After sixty-eight-year-old David Granger crashes his BMW, medical tests reveal a brain tumor that he readily attributes to his wartime Agent Orange exposure. He wakes up from surgery repeating a name no one in his civilian life has ever heard—that of a Native American soldier whom he was once ordered to discipline. David decides to return something precious he long ago stole from the man he now calls Clayton Fire Bear. It may be the only way to find closure in a world increasingly at odds with the one he served to protect. It may also help him to finally recover from his wife’s untimely demise.

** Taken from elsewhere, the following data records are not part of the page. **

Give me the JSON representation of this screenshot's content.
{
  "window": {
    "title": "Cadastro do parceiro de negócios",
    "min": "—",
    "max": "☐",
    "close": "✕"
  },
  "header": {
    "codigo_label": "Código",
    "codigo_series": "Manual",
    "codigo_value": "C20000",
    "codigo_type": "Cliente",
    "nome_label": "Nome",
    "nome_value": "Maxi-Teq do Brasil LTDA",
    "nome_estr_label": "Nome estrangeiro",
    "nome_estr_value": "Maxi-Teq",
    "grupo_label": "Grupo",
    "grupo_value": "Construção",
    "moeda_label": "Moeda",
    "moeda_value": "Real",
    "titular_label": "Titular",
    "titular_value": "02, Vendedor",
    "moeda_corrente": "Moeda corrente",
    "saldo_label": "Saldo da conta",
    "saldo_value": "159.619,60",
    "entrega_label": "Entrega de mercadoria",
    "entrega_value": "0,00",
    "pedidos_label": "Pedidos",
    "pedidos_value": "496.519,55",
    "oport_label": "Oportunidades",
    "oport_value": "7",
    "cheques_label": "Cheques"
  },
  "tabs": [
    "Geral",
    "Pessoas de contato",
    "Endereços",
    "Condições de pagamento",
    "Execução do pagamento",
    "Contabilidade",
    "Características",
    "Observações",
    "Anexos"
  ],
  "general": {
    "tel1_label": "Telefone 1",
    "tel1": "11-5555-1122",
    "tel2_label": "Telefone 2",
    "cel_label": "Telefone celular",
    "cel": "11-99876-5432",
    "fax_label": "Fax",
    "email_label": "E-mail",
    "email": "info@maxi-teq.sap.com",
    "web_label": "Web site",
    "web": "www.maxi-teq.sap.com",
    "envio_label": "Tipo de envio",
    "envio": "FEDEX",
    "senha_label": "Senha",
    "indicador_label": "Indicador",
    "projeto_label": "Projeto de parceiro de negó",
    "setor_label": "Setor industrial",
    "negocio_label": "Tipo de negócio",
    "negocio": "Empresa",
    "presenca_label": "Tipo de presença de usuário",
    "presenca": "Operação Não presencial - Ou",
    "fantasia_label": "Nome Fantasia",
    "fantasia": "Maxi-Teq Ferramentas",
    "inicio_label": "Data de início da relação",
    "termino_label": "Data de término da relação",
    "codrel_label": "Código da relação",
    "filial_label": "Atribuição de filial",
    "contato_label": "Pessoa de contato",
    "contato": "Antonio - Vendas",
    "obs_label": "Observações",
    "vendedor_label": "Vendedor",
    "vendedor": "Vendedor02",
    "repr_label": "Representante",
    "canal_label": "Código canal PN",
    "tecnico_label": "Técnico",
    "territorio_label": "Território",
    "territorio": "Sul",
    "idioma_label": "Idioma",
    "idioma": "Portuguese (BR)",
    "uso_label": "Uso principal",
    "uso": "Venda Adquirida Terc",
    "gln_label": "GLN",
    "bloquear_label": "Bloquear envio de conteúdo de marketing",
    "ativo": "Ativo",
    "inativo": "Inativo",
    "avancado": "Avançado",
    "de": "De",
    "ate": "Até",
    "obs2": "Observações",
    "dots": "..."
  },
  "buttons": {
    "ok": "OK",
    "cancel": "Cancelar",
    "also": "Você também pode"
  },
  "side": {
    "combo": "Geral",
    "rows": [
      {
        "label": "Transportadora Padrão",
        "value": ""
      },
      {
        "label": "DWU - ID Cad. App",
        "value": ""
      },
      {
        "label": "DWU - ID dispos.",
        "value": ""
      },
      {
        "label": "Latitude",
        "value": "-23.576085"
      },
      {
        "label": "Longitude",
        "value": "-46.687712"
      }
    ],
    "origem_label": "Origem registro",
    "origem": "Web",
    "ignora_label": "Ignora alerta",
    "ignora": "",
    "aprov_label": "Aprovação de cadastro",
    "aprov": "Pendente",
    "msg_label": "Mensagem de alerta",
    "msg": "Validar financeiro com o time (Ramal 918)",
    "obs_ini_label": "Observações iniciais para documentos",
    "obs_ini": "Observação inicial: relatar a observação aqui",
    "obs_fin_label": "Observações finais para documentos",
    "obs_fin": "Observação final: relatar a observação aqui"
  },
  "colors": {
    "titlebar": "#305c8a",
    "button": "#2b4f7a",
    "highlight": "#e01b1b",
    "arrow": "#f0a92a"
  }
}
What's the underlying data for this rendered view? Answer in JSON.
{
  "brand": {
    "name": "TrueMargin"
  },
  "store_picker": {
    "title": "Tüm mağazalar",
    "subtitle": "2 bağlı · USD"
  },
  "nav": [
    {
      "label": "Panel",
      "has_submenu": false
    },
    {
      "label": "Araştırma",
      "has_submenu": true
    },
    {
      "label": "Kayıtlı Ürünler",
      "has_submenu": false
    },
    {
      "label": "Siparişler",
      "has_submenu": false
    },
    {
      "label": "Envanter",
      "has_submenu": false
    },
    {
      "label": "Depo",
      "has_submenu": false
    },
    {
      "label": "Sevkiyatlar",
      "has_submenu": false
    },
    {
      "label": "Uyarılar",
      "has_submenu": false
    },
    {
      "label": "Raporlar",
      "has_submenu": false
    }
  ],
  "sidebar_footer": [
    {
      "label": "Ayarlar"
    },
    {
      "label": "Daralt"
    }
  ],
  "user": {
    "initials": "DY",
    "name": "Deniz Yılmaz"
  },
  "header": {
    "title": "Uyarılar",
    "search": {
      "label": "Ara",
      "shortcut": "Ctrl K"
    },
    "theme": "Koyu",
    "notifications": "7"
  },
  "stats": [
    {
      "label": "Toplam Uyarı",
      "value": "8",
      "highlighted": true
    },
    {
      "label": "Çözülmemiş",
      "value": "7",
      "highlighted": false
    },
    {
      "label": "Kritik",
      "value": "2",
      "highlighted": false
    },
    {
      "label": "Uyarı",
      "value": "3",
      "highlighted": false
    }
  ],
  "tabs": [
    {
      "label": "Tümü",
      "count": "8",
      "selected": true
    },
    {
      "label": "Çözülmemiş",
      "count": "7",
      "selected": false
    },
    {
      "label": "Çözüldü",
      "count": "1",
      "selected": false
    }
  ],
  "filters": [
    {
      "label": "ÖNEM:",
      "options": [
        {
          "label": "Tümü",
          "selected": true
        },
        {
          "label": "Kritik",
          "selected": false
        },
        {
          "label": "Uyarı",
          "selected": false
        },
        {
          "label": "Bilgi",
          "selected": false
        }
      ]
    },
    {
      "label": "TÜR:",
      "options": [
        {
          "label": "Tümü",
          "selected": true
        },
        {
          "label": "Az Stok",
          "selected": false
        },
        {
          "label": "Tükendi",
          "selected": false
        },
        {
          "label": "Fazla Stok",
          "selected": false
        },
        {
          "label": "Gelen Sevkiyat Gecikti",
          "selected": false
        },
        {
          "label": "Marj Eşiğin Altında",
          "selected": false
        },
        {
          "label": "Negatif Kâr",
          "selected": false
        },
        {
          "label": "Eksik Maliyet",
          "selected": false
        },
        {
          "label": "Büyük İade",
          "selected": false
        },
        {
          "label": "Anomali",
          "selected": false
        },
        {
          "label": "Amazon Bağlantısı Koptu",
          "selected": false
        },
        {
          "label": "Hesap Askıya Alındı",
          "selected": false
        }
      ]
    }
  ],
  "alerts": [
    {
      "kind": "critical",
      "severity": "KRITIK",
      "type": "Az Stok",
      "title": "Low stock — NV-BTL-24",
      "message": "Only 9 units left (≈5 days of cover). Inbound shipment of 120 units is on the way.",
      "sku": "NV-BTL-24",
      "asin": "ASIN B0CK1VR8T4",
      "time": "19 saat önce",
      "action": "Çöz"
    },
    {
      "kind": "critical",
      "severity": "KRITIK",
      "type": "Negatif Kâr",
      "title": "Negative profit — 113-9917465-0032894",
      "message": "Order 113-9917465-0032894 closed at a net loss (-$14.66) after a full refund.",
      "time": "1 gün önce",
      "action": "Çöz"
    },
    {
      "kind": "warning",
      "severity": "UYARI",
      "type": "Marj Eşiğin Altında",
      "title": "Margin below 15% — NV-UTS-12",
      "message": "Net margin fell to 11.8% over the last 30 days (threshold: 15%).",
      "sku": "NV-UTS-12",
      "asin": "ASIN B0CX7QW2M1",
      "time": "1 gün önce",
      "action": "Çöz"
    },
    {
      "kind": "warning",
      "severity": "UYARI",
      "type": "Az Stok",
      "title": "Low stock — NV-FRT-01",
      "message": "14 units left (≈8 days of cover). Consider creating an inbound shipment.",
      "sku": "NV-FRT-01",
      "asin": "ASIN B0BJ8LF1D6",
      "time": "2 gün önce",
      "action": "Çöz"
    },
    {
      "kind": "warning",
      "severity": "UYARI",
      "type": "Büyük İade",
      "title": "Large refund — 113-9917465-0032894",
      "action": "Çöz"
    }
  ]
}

As David confronts his past to salvage his present, a poignant portrait emerges that of an opinionated and good-hearted American patriot fighting like hell to stay true to his red, white, and blue heart, even as the country he loves rapidly changes in ways he doesn’t always like or understands. Hanging in the balance are Granger’s distant art-dealing son, Hank; his adoring seven-year-old granddaughter, Ella; and his best friend, Sue, a Vietnamese American who respects David’s fearless sincerity.

Through the controversial, wrenching, and wildly honest David Granger, Matthew Quick offers a no-nonsense but ultimately hopeful view of America’s polarized psyche. By turns irascible and hilarious, insightful and inconvenient, David is a complex, wounded, honorable, and loving man. The Reason You’re Alive examines how the secrets and debts we carry from our past define us; it also challenges us to look beyond our own prejudices and search for the good in us all.

Matthew Quick is the New York Times bestselling author of several novels, including THE SILVER LININGS PLAYBOOK, which was made into an Oscar-winning film. His work has been translated into more than thirty languages and has received a PEN/Hemingway Award Honorable Mention, among other accolades. Matthew lives with his wife on North Carolina’s Outer Banks.